Is Anything Really Original?
While Steve Jobs introduced the first computer with a graphical user interface for consumer use, the model was a not an original creation; it was a conglomeration of ideas and features, compounded into something significant in its own right.
Jobs saw these features during a visit to the Xerox research center a year previously, unpatented and available for use, and combined and implemented them to form the first Mac computer.
When Android introduced its first smartphone following the creation of the iPhone, however, Jobs ridiculed it as flagrant plagiarism. “I’m going to destroy Android, because it’s a stolen product. I’m willing to go thermonuclear war on this,” he said according to pcmag.com
Originality is something I do not consider to be real in its most literal sense.
Dictionary.com defines something original as, “arising or proceeding independently from anything else,” but is it possible for any work of art or invention to be truly original? What we so often brand as the very first of its kind is, in actuality, an assortment of similar ideas tweaked and molded into something significant in its own right.
This free flow and mixture of ideas should not be restricted or frowned upon, if we are to continue to encourage the pioneering of innovative ideas.
People often get so caught up in the ideal of “creative genius” that it restricts creative potential.
Novelist and poet C.S. Lewis supported this view, saying, “Even in literature and art, no man who bothers about originality will ever be original: whereas if you simply try to tell the truth (without caring how often it has been told before) you will, nine times out of ten, become original without ever having noticed it,” according to brainyquote.com.

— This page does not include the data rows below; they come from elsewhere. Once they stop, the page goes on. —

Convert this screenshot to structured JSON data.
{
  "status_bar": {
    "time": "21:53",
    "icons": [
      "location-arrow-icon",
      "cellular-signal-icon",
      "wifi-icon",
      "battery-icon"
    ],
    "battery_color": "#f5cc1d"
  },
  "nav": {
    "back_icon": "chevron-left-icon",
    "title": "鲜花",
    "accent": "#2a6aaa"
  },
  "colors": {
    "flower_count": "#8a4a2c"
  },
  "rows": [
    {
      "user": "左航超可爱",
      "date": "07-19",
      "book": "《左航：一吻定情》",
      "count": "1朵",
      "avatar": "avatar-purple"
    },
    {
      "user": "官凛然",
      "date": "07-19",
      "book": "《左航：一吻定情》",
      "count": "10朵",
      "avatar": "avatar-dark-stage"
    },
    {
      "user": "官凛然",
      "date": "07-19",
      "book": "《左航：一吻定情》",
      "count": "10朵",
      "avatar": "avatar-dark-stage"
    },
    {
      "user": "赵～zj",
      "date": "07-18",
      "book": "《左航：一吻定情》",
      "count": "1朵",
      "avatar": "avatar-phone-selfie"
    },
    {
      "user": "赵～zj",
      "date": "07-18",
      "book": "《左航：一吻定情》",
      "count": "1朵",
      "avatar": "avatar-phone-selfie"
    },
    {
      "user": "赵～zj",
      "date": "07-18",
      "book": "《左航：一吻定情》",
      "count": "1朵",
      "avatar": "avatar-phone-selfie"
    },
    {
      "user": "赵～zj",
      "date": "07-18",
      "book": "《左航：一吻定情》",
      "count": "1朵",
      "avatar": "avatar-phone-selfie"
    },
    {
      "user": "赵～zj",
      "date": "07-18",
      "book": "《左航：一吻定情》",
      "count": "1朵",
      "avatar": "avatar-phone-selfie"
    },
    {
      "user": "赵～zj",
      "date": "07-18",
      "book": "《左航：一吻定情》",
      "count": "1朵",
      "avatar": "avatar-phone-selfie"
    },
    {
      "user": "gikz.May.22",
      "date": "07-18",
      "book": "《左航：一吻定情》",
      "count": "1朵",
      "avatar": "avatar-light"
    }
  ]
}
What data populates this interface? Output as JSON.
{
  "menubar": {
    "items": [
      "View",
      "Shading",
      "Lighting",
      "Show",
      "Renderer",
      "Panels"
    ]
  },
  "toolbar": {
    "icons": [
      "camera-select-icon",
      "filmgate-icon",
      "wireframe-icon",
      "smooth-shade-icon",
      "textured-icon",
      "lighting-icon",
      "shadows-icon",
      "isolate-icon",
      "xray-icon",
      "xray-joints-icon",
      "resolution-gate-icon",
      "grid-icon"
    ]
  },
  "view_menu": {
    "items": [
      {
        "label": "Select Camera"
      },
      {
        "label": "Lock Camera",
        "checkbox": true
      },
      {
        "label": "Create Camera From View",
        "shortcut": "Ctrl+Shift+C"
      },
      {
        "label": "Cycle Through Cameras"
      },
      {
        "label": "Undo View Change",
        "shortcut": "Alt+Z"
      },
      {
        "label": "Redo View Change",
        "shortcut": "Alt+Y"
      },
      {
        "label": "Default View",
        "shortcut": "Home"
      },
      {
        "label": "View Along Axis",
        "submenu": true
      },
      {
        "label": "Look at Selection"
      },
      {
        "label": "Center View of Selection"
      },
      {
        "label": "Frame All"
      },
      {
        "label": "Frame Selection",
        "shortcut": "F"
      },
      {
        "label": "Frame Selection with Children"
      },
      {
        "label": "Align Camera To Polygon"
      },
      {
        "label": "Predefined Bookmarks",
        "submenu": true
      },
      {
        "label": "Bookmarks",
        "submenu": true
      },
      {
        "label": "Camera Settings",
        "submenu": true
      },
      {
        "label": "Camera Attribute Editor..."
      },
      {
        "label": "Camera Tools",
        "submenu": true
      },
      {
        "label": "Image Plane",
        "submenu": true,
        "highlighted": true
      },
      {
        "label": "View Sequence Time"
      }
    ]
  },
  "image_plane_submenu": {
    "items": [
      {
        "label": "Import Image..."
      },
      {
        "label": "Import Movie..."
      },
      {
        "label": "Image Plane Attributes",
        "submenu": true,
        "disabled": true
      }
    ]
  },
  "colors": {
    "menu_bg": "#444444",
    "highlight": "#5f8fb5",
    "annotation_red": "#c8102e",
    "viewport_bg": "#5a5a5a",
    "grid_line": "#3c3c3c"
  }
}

It is important to respect and credit the works of others, but if we allow this fear of “stolen ideas” to control us, we are only limiting our creative genius and its contribution to our future.